The normalized graph Laplacian (symmetric and semi-definitepositive):

Ln = D−12 LD−

12 = I−D−

12

The transition matrix (allows an analogy with Markov chains):

Lt = D−1A

The random-walk graph Laplacian:

Lr = D−1L = I− Lt

These matrices are similar:

Lr = D−12 D−

12 LD−

12 D

12 = D−

12 LnD

12

• Eigenvalues and eigenvectors of Ln and Lr

Lrw = λw ⇐⇒ Lw = λDw, hence:

Lr : λ1 = 0; w1 = 1

Lnv = λv. By virtue of the similarity transformation betweenthe two matrices:

Ln : λ1 = 0 v1 = D12 1

More generally, the two matrices have the same eigenvalues:

0 = λ1 ≤ . . . ≤ λi . . . ≤ λn

Their eigenvectors are related by:

vi = D12wi, ∀i = 1 . . . n

• Spectral embedding using the random-walk Laplacian Lr

The n× k matrix contains the first k eigenvectors of Lr:

W =[w2 . . . wk+1

]It is straightforward to obtain the following expressions, whered and D are the degree-vector and the degree-matrix:

w>i d = 0, ∀i, 2 ≤ i ≤ n

W>DW = Ik

The isometric embedding using the random-walk Laplacian:

Y = W> =[y1 . . . yn

]

Some authors use the following matrix:

La =1

dmax(A + dmaxI−D)

This matrix is closely related to L:

La =1

dmax(dmaxI− L)

and we have:

Lau = µu ⇐⇒ Lu = λu, µ = 1−λ

dmax

• The graph partitioning problem

The graph-cut problem: Partition the graph such that:1 Edges between groups have very low weight, and2 Edges within a group have high weight.

cut(A1, . . . , Ak) :=12

k∑i=1

W (Ai, Ai) with W (A,B) =∑

i∈A,j∈Bwij

Ratio cut: (Hagen & Kahng 1992)

RatioCut(A1, . . . , Ak) :=12

k∑i=1

W (Ai, Ai)|Ai|

Normalized cut: (Shi & Malik 2000)

NCut(A1, . . . , Ak) :=12

k∑i=1

W (Ai, Ai)vol(Ai)

• What is spectral clustering?

Both ratio-cut and normalized-cut minimizations are NP-hardproblems

Spectral clustering is a way to solve relaxed versions of theseproblems:

1 The smallest non-null eigenvectors of the unnormalizedLaplacian approximate the RatioCut minimization criterion,and

2 The smallest non-null eigenvectors of the random-walkLaplacian approximate the NCut criterion.

• Spectral clustering using the random-walk Laplacian

For details see (von Luxburg ’07)

Input: Laplacian Lr and the number k of clusters to compute.

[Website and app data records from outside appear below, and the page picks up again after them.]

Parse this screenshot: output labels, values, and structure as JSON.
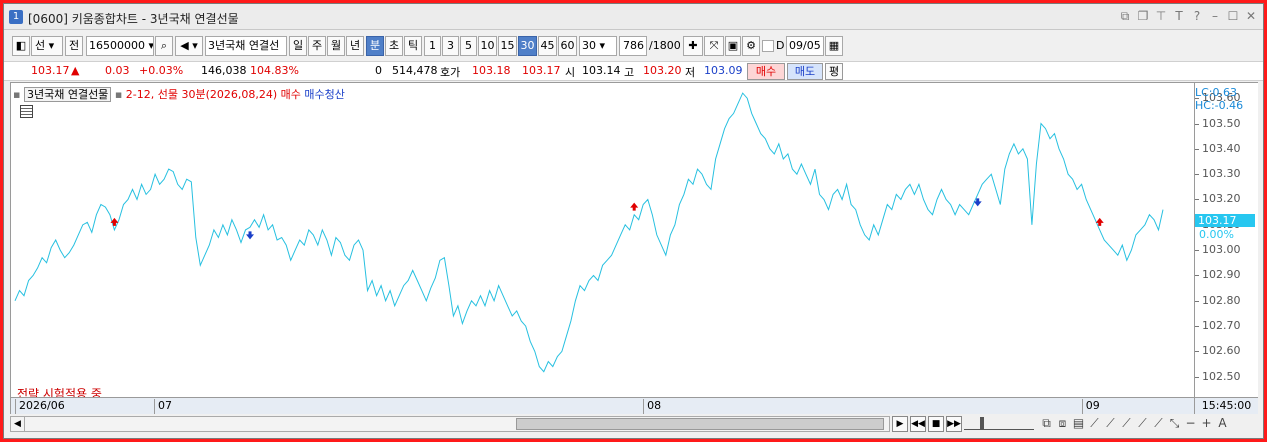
{
  "window": {
    "number": "1",
    "title": "[0600] 키움종합차트 - 3년국채 연결선물",
    "icons": [
      "restore-down-icon",
      "copy-window-icon",
      "pin-icon",
      "text-icon",
      "help-icon",
      "minimize-icon",
      "maximize-icon",
      "close-icon"
    ]
  },
  "toolbar": {
    "market": "선",
    "prev_next": "전",
    "code": "16500000",
    "product_name": "3년국채 연결선",
    "periods": [
      "일",
      "주",
      "월",
      "년",
      "분",
      "초",
      "틱"
    ],
    "active_period": "분",
    "intervals": [
      "1",
      "3",
      "5",
      "10",
      "15",
      "30",
      "45",
      "60"
    ],
    "active_interval": "30",
    "interval_select": "30",
    "count": "786",
    "count_total": "/1800",
    "checkbox_label": "D",
    "date": "09/05"
  },
  "quote": {
    "price": "103.17",
    "change": "0.03",
    "change_pct": "+0.03%",
    "volume": "146,038",
    "volume_ratio": "104.83%",
    "open_interest_change": "0",
    "open_interest": "514,478",
    "bid_label": "호가",
    "ask": "103.18",
    "bid": "103.17",
    "open_label": "시",
    "open": "103.14",
    "high_label": "고",
    "high": "103.20",
    "low_label": "저",
    "low": "103.09",
    "buy_label": "매수",
    "sell_label": "매도",
    "even_label": "평"
  },
  "chart": {
    "legend_name": "3년국채 연결선물",
    "legend_strategy": "2-12, 선물 30분(2026,08,24) 매수",
    "legend_exit": "매수청산",
    "lc_label": "LC:0.63",
    "hc_label": "HC:-0.46",
    "strategy_status": "전략 시험적용 중",
    "current_price": "103.17",
    "current_pct": "0.00%",
    "time_label": "15:45:00",
    "colors": {
      "line": "#27c0e0",
      "buy": "#e00000",
      "sell": "#1a3fc8"
    }
  },
  "chart_data": {
    "type": "line",
    "title": "",
    "xlabel": "",
    "ylabel": "",
    "ylim": [
      102.42,
      103.66
    ],
    "yticks": [
      "103.60",
      "103.50",
      "103.40",
      "103.30",
      "103.20",
      "103.10",
      "103.00",
      "102.90",
      "102.80",
      "102.70",
      "102.60",
      "102.50"
    ],
    "xticks": [
      {
        "label": "2026/06",
        "index": 0
      },
      {
        "label": "07",
        "index": 77
      },
      {
        "label": "08",
        "index": 348
      },
      {
        "label": "09",
        "index": 591
      }
    ],
    "series": [
      {
        "values": [
          102.8,
          102.84,
          102.82,
          102.88,
          102.9,
          102.93,
          102.97,
          102.95,
          103.01,
          103.04,
          103.0,
          102.97,
          102.99,
          103.02,
          103.06,
          103.1,
          103.11,
          103.07,
          103.14,
          103.18,
          103.17,
          103.14,
          103.08,
          103.12,
          103.18,
          103.2,
          103.24,
          103.2,
          103.26,
          103.22,
          103.24,
          103.3,
          103.26,
          103.28,
          103.32,
          103.31,
          103.26,
          103.24,
          103.28,
          103.27,
          103.05,
          102.94,
          102.98,
          103.02,
          103.08,
          103.05,
          103.1,
          103.06,
          103.12,
          103.08,
          103.03,
          103.08,
          103.09,
          103.12,
          103.09,
          103.14,
          103.08,
          103.1,
          103.04,
          103.05,
          103.02,
          102.96,
          103.0,
          103.04,
          103.02,
          103.08,
          103.06,
          103.02,
          103.08,
          103.04,
          102.98,
          103.05,
          103.03,
          102.98,
          102.96,
          103.02,
          103.04,
          103.0,
          102.84,
          102.88,
          102.82,
          102.86,
          102.8,
          102.84,
          102.78,
          102.82,
          102.86,
          102.88,
          102.92,
          102.88,
          102.84,
          102.8,
          102.85,
          102.89,
          102.96,
          102.97,
          102.86,
          102.74,
          102.78,
          102.71,
          102.76,
          102.8,
          102.78,
          102.82,
          102.78,
          102.84,
          102.8,
          102.86,
          102.82,
          102.78,
          102.74,
          102.76,
          102.72,
          102.7,
          102.64,
          102.6,
          102.54,
          102.52,
          102.56,
          102.54,
          102.58,
          102.6,
          102.66,
          102.72,
          102.8,
          102.86,
          102.84,
          102.88,
          102.9,
          102.88,
          102.94,
          102.96,
          102.98,
          103.02,
          103.06,
          103.1,
          103.08,
          103.14,
          103.12,
          103.18,
          103.2,
          103.14,
          103.06,
          103.02,
          102.98,
          103.06,
          103.1,
          103.18,
          103.22,
          103.28,
          103.26,
          103.32,
          103.3,
          103.26,
          103.24,
          103.36,
          103.42,
          103.48,
          103.52,
          103.54,
          103.58,
          103.62,
          103.6,
          103.54,
          103.5,
          103.46,
          103.44,
          103.4,
          103.38,
          103.42,
          103.36,
          103.38,
          103.32,
          103.3,
          103.34,
          103.3,
          103.26,
          103.32,
          103.22,
          103.2,
          103.16,
          103.22,
          103.24,
          103.2,
          103.26,
          103.18,
          103.16,
          103.1,
          103.06,
          103.04,
          103.1,
          103.06,
          103.12,
          103.18,
          103.16,
          103.22,
          103.2,
          103.24,
          103.26,
          103.22,
          103.26,
          103.2,
          103.16,
          103.14,
          103.2,
          103.24,
          103.2,
          103.18,
          103.14,
          103.18,
          103.16,
          103.14,
          103.18,
          103.22,
          103.26,
          103.28,
          103.3,
          103.24,
          103.18,
          103.32,
          103.38,
          103.42,
          103.38,
          103.4,
          103.36,
          103.1,
          103.34,
          103.5,
          103.48,
          103.44,
          103.46,
          103.4,
          103.36,
          103.3,
          103.28,
          103.24,
          103.26,
          103.2,
          103.16,
          103.12,
          103.08,
          103.04,
          103.02,
          103.0,
          102.98,
          103.02,
          102.96,
          103.0,
          103.06,
          103.08,
          103.1,
          103.14,
          103.12,
          103.08,
          103.16
        ]
      }
    ],
    "buy_signals": [
      22,
      137,
      240
    ],
    "sell_signals": [
      52,
      213,
      276
    ]
  }
}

Output: Cluster C1, . . . , Ck.

1 Compute W formed with the first k eigenvectors of therandom-walk Laplacian.

2 Determine the spectral embedding Y = W>

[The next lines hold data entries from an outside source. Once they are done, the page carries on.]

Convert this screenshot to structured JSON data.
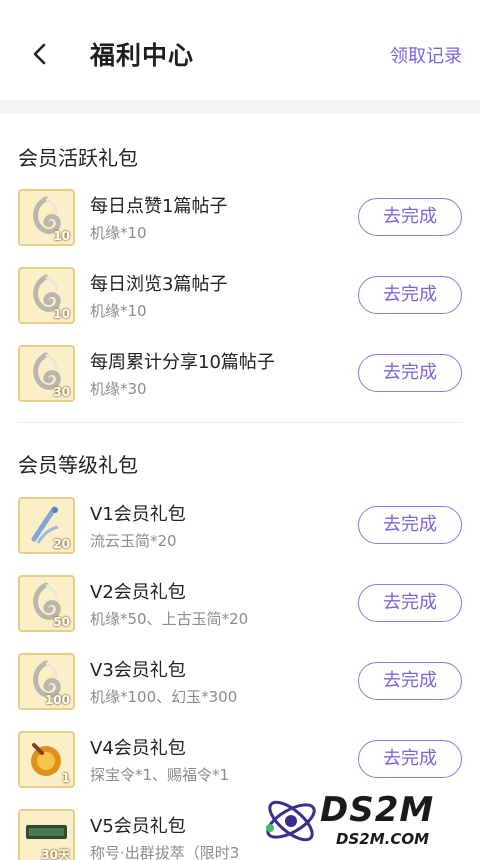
{
  "header": {
    "title": "福利中心",
    "records_label": "领取记录"
  },
  "sections": [
    {
      "title": "会员活跃礼包",
      "items": [
        {
          "title": "每日点赞1篇帖子",
          "reward": "机缘*10",
          "qty": "10",
          "icon": "jade-swirl-icon",
          "button": "去完成"
        },
        {
          "title": "每日浏览3篇帖子",
          "reward": "机缘*10",
          "qty": "10",
          "icon": "jade-swirl-icon",
          "button": "去完成"
        },
        {
          "title": "每周累计分享10篇帖子",
          "reward": "机缘*30",
          "qty": "30",
          "icon": "jade-swirl-icon",
          "button": "去完成"
        }
      ]
    },
    {
      "title": "会员等级礼包",
      "items": [
        {
          "title": "V1会员礼包",
          "reward": "流云玉简*20",
          "qty": "20",
          "icon": "jade-scroll-icon",
          "button": "去完成"
        },
        {
          "title": "V2会员礼包",
          "reward": "机缘*50、上古玉简*20",
          "qty": "50",
          "icon": "jade-swirl-icon",
          "button": "去完成"
        },
        {
          "title": "V3会员礼包",
          "reward": "机缘*100、幻玉*300",
          "qty": "100",
          "icon": "jade-swirl-icon",
          "button": "去完成"
        },
        {
          "title": "V4会员礼包",
          "reward": "探宝令*1、赐福令*1",
          "qty": "1",
          "icon": "treasure-token-icon",
          "button": "去完成"
        },
        {
          "title": "V5会员礼包",
          "reward": "称号·出群拔萃（限时3",
          "qty": "30天",
          "icon": "title-badge-icon",
          "button": ""
        }
      ]
    }
  ],
  "watermark": {
    "text": "DS2M",
    "url": "DS2M.COM"
  },
  "colors": {
    "accent": "#7f63e0",
    "icon_bg": "#fbefc8",
    "icon_border": "#e8cc88"
  }
}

3 Cluster the columns yj , j = 1, . . . , n into k clusters using theK-means algorithm.

• K-means clustering

See Bishop’2006 (pages 424–428) for more details.

What is a cluster: a group of points whose inter-point distanceare small compared to distances to points outside the cluster.

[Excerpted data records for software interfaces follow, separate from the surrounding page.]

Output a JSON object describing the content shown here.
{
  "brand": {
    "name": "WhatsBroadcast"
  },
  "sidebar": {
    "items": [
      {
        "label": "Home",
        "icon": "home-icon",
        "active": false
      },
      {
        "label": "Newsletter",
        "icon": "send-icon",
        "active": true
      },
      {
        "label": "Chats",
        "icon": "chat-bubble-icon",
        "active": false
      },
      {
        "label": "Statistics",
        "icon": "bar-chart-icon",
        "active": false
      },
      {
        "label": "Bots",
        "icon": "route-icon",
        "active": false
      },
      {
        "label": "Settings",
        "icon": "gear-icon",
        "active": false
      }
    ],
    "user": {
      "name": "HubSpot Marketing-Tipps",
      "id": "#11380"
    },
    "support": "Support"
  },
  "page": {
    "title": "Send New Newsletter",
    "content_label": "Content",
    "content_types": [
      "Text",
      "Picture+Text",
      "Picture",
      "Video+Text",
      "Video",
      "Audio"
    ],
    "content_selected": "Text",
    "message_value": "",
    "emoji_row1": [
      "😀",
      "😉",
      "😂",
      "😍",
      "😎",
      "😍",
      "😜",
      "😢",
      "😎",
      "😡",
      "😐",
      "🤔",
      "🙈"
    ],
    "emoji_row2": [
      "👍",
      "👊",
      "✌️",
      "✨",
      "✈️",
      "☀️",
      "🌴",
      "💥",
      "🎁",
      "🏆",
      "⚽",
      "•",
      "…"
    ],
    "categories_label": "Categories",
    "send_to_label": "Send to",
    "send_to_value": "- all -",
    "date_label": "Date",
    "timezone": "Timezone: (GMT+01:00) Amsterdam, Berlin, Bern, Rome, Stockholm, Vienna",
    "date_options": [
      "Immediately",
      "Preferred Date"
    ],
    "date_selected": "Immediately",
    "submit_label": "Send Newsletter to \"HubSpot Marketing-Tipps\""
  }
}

Cluster centers: µ1, . . . ,µk.

Goal: find an assignment of points to clusters as well as a setof vectors µi.

Notations: For each point yj there is a binary indicatorvariable rji ∈ {0, 1}.Objective: minimize the following distorsion measure:

J =n∑j=1

k∑i=1

rji‖yj − µi‖2

• The K-means algorithm

1 Initialization: Choose initial values for µ1, . . . ,µk.

2 First step: Assign the j-th point to the closest cluster center:

rji ={

1 if i = arg minl ‖yj − µl‖20 otherwise

3 Second Step: Minimize J to estimate the cluster centers:

µi =

∑nj=1 rjiyj∑nj=1 rji

4 Convergence: Repeat until no more change in theassignments.

• Spectral Clustering Analysis : The Ideal Case

λ1 = λ2 = λ3 = 0w1,w2,w3 form anorthonormal basis.

The connected componentscollapse to(100), (010), (001).Clustering is trivial in thiscase.

W =

1 0 01 0 01 0 00 1 00 1 00 1 00 0 10 0 1

Y =

1 1 1 0 0 0 0 00 0 0 1 1 1 0 00 0 0 0 0 0 1 1

• Spectral Clustering Analysis : The Perturbed Case

See (von Luxburg ’07) for adetailed analysis.

The connected componentsare no longer disconnected,but they are only connectedby few edges with lowweight.

The Laplacian is a perturbedversion of the ideal case.

Choosing the first k nonzeroeigenvalues is easier thelarger the eigengap betweenλk+1 and λk+2.

The fact that the first keigenvectors of theperturbed case areapproximately piecewiseconstant depends on|λk+2 − λk+1|.Choosing k is a crucial issue.

• Mesh segmentation using spectral clustering

K=6 K=6 K=9 K=6

• Conclusions

Spectral graph embedding based on the graph Laplacian is avery powerful tool;

Allows links between graphs and Riemannian manifolds

There are strong links with Markov chains and random walks

It allows clustering (or segmentation) under some conditions

We (PERCEPTION group) use it for shape matching, shapesegmentation, shape recognition, etc.